Skeletons in the closet: ethics, law, and politics in palaeontology

Palaeontology is unique among scientific disciplines in that it thrives on the exchange of information across diverse communities, both academic and non-academic. However, palaeontological research does not always best serve these communities. A practice that is prevalent in palaeontology is “parachute science”, referring to the practice whereby researchers drop into, collect data and leave without the involvement or interaction with the local community. Put simply, these parachuting palaeontologists are benefitting from the resources of a country and often, the efforts of local people, without giving anything back. Lack of paleontological and scientific involvement with communities in the Global South may be a remnant of colonial-era palaeontology.
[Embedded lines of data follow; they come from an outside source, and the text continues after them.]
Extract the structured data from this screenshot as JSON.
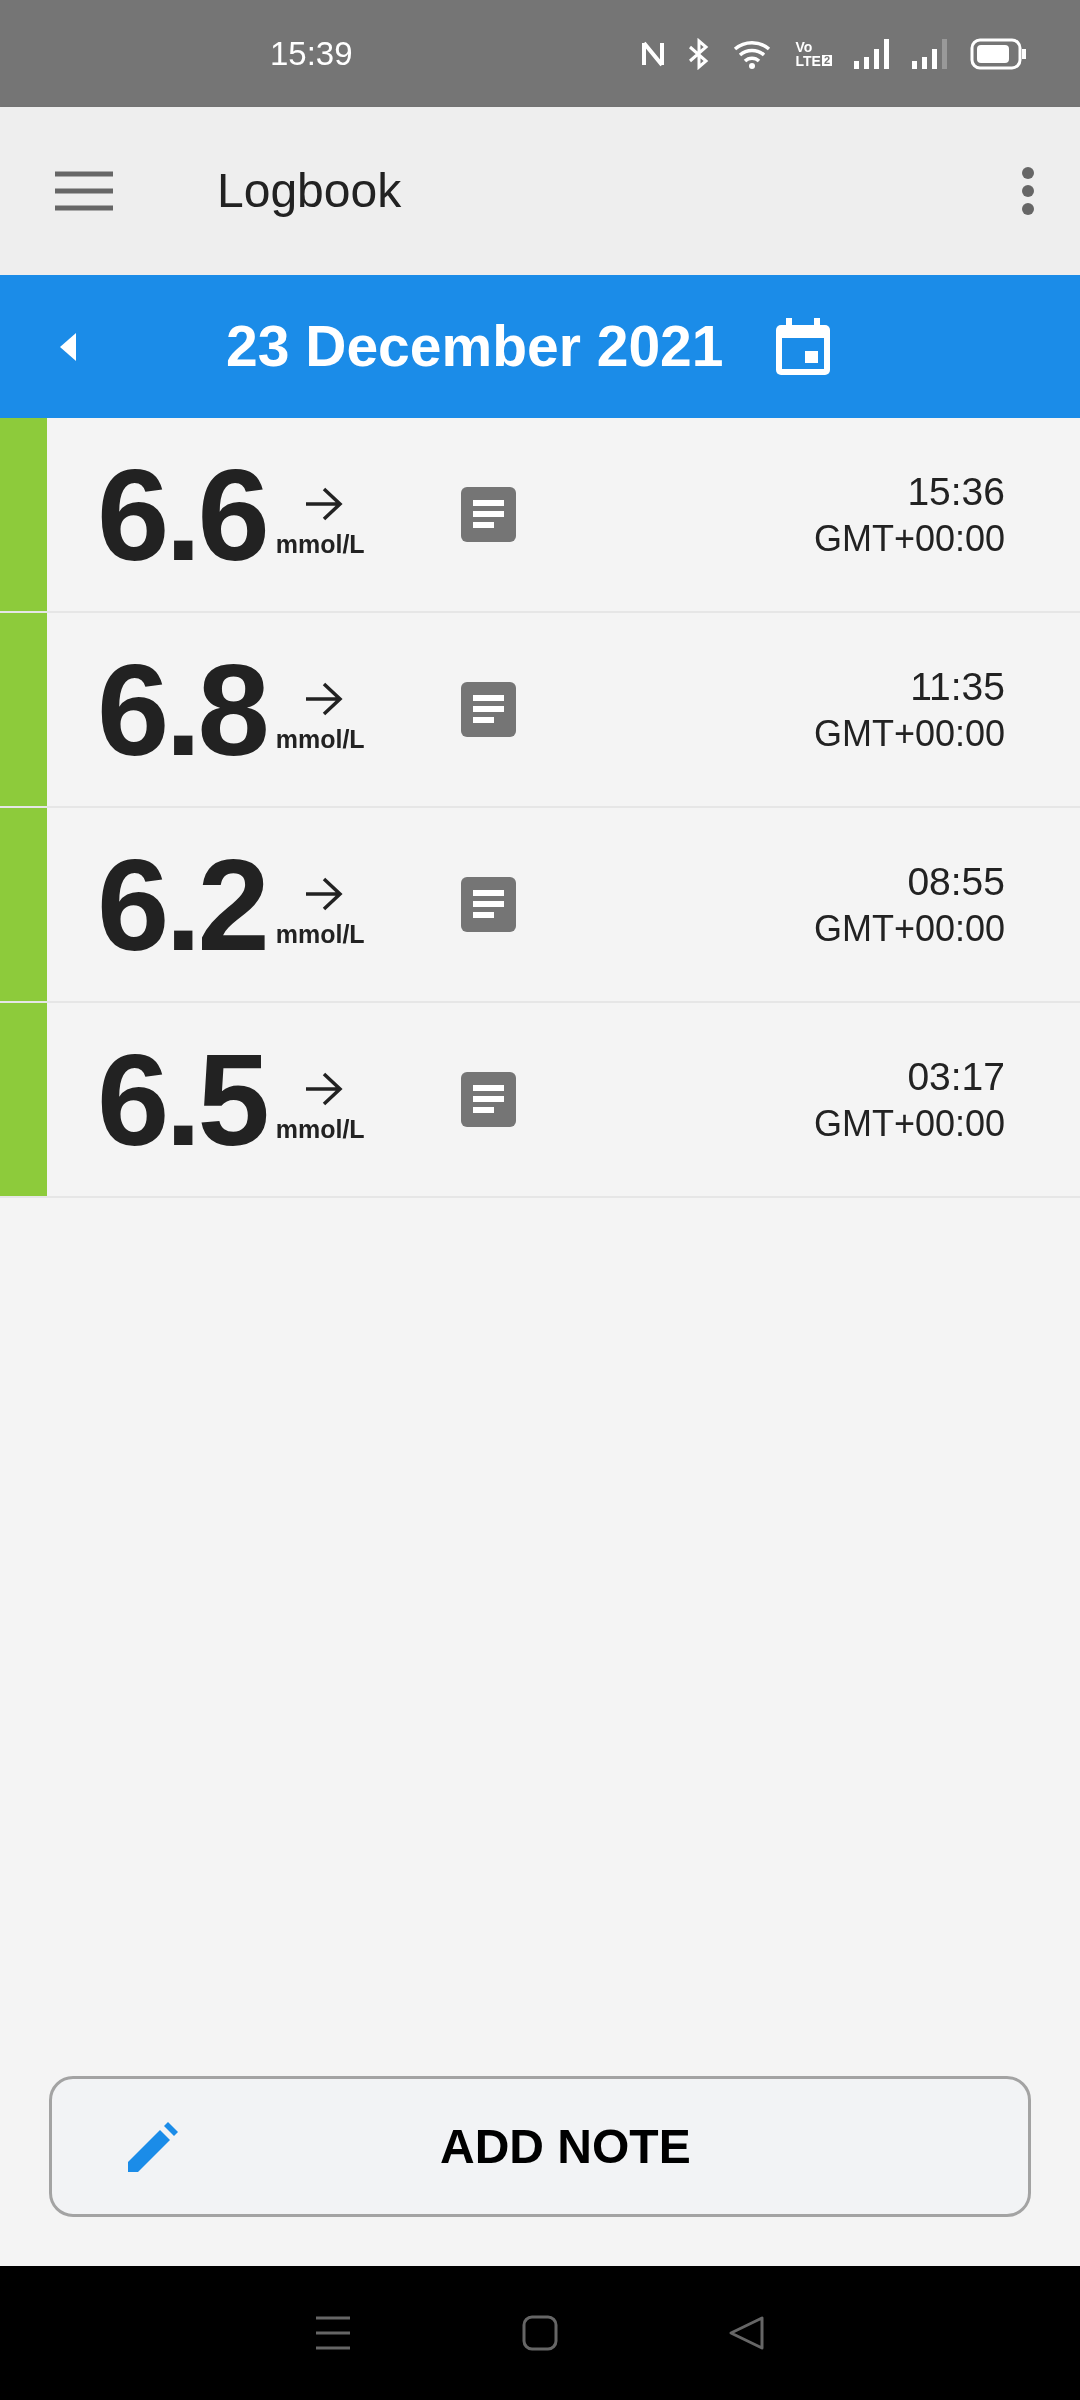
{
  "status_bar": {
    "time": "15:39",
    "volte_top": "Vo",
    "volte_bottom": "LTE",
    "volte_sim": "2"
  },
  "app_bar": {
    "title": "Logbook"
  },
  "date_bar": {
    "date": "23 December 2021"
  },
  "readings": [
    {
      "value": "6.6",
      "unit": "mmol/L",
      "time": "15:36",
      "timezone": "GMT+00:00",
      "color": "#8dcb3b"
    },
    {
      "value": "6.8",
      "unit": "mmol/L",
      "time": "11:35",
      "timezone": "GMT+00:00",
      "color": "#8dcb3b"
    },
    {
      "value": "6.2",
      "unit": "mmol/L",
      "time": "08:55",
      "timezone": "GMT+00:00",
      "color": "#8dcb3b"
    },
    {
      "value": "6.5",
      "unit": "mmol/L",
      "time": "03:17",
      "timezone": "GMT+00:00",
      "color": "#8dcb3b"
    }
  ],
  "add_note_button": {
    "label": "ADD NOTE"
  }
}
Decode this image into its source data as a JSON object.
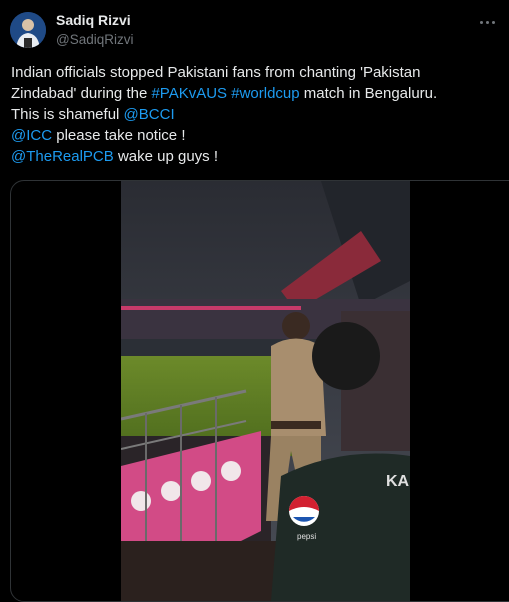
{
  "author": {
    "name": "Sadiq Rizvi",
    "handle": "@SadiqRizvi"
  },
  "tweet": {
    "line1": "Indian officials stopped Pakistani fans from chanting 'Pakistan",
    "line2_a": "Zindabad' during the ",
    "hashtag1": "#PAKvAUS",
    "hashtag2": "#worldcup",
    "line2_b": " match in Bengaluru.",
    "line3_a": "This is shameful ",
    "mention1": "@BCCI",
    "mention2": "@ICC",
    "line4_b": " please take notice !",
    "mention3": "@TheRealPCB",
    "line5_b": " wake up guys !"
  },
  "media": {
    "jersey_text": "KA",
    "jersey_brand": "pepsi"
  },
  "colors": {
    "link": "#1d9bf0",
    "text": "#e7e9ea",
    "muted": "#71767b"
  },
  "icons": [
    "avatar-image",
    "more-options-icon"
  ]
}
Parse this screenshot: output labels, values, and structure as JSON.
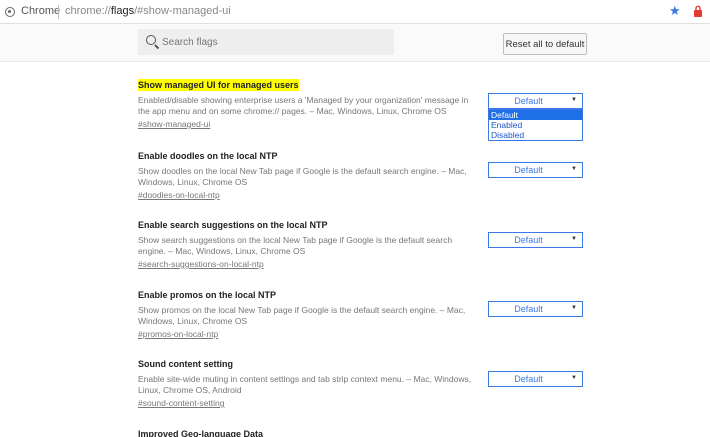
{
  "omnibox": {
    "site_name": "Chrome",
    "url_prefix": "chrome://",
    "url_host": "flags",
    "url_path": "/#show-managed-ui"
  },
  "header": {
    "search_placeholder": "Search flags",
    "reset_label": "Reset all to default"
  },
  "experiments": [
    {
      "title": "Show managed UI for managed users",
      "description": "Enabled/disable showing enterprise users a 'Managed by your organization' message in the app menu and on some chrome:// pages. – Mac, Windows, Linux, Chrome OS",
      "link": "#show-managed-ui",
      "value": "Default"
    },
    {
      "title": "Enable doodles on the local NTP",
      "description": "Show doodles on the local New Tab page if Google is the default search engine. – Mac, Windows, Linux, Chrome OS",
      "link": "#doodles-on-local-ntp",
      "value": "Default"
    },
    {
      "title": "Enable search suggestions on the local NTP",
      "description": "Show search suggestions on the local New Tab page if Google is the default search engine. – Mac, Windows, Linux, Chrome OS",
      "link": "#search-suggestions-on-local-ntp",
      "value": "Default"
    },
    {
      "title": "Enable promos on the local NTP",
      "description": "Show promos on the local New Tab page if Google is the default search engine. – Mac, Windows, Linux, Chrome OS",
      "link": "#promos-on-local-ntp",
      "value": "Default"
    },
    {
      "title": "Sound content setting",
      "description": "Enable site-wide muting in content settings and tab strip context menu. – Mac, Windows, Linux, Chrome OS, Android",
      "link": "#sound-content-setting",
      "value": "Default"
    },
    {
      "title": "Improved Geo-language Data"
    }
  ],
  "dropdown": {
    "options": [
      "Default",
      "Enabled",
      "Disabled"
    ],
    "selected": "Default"
  },
  "colors": {
    "highlight": "#ffff00",
    "accent": "#3b78e7",
    "selected_option": "#1e6fe8"
  }
}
The history of natural science is inseparable from the history of European colonialism when local specimens were brought to the homeland of the colonisers to be reposited and studied in museums for the sake of the “greater scientific good”. The culture of theft and plunder, a legacy of colonialism perpetuates in palaeontology, even now. The drive for discovering the next new extraordinary fossil can be linked to several ethical and legal issues, where fossils are excavated without record and smuggled across borders to finally end up in collections across the world.